Disturbance compensation includes all costs reasonably associated with the CPO. The actual level of compensation will vary from claim to claim and is dependent upon the claimant’s specific circumstances. Examples of typical items of disturbance we come across include the following:
- Permanent Loss of Profits
- Temporary Loss of Profits
- Adaptation to new Premises (discounting for betterment)
- Removal Costs
- Bank Interest on Overdraft
- Stationery Costs
- Stamp Duty
- Personal Time
Acquiring authorities are however generally unable to compensate any items of disturbance without any supporting evidence. As a claimant, it is therefore important that any supporting documentation is collated throughout the process.
For example, if a claimant is looking to recover personal management time, it is important to keep a timesheet detailing every minute spent on matters relating to the CPO as opposed to the running of the business. Or for example, when claiming for removal costs or fit-out costs – it is important to keep all invoices of costs incurred as a direct consequence of the CPO. We have experienced situations whereby a client has been unable to claim a cost under disturbance due to being unable to evidence the cost with the required supporting documentation, such as the invoices for the cost.
The Compensation Code states that it is the Claimant’s duty to mitigate their loss.

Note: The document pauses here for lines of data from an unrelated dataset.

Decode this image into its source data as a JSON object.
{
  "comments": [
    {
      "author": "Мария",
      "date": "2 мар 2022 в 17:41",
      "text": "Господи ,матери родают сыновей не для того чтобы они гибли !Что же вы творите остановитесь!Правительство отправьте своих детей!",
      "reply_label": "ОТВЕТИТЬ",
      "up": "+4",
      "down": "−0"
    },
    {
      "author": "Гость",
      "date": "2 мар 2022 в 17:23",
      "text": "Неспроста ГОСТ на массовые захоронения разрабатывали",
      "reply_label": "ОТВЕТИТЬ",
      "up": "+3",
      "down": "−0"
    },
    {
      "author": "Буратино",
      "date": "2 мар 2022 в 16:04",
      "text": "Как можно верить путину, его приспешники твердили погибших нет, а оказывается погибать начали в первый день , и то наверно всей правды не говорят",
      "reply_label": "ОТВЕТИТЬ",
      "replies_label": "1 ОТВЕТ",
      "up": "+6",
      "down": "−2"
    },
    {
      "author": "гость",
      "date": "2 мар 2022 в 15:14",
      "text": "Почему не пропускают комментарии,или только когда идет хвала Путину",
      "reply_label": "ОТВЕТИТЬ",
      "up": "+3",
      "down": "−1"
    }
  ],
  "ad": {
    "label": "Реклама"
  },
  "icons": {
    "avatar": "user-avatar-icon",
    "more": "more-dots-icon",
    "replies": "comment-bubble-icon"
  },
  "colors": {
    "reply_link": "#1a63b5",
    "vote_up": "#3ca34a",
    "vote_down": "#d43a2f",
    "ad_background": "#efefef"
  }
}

Therefore, supporting evidence is also required to show that the claimant has been financially prudent. For example, we have acted on behalf of a scrap yard business, needing to relocate due to a CPO. Weighbridges are a fundamental item of machinery for a scrap yard business. Quotes were undertaken to assess which would be cheaper; relocate the client’s existing weighbridge or purchase a new weighbridge for the new property. The latter proved to be cheaper, which was presented and accepted by the acquiring authority. Furthermore, as a specialist adaptation, the client was able to claim 100% of the cost, with no discount for betterment.
Disturbance claims often require specialist knowledge into the specific requirements of the claimant’s business. We therefore require detailed client input to provide insights and justification around why certain items claimed under disturbance are a necessity for the business, and why other (possibly cheaper) options are not suitable. For example, we have acted for a clothing manufacturing company needing to relocate due to a CPO. To prevent any damage to the stored clothing, very specific temperature controls are required within the warehouse. A specialist heating and cooling system was therefore required within the replacement property. This had to be clearly communicated to the acquiring authority in order for the claim to be considered ‘reasonable’.
If your business is affected by a CPO, please contact the team to discuss further.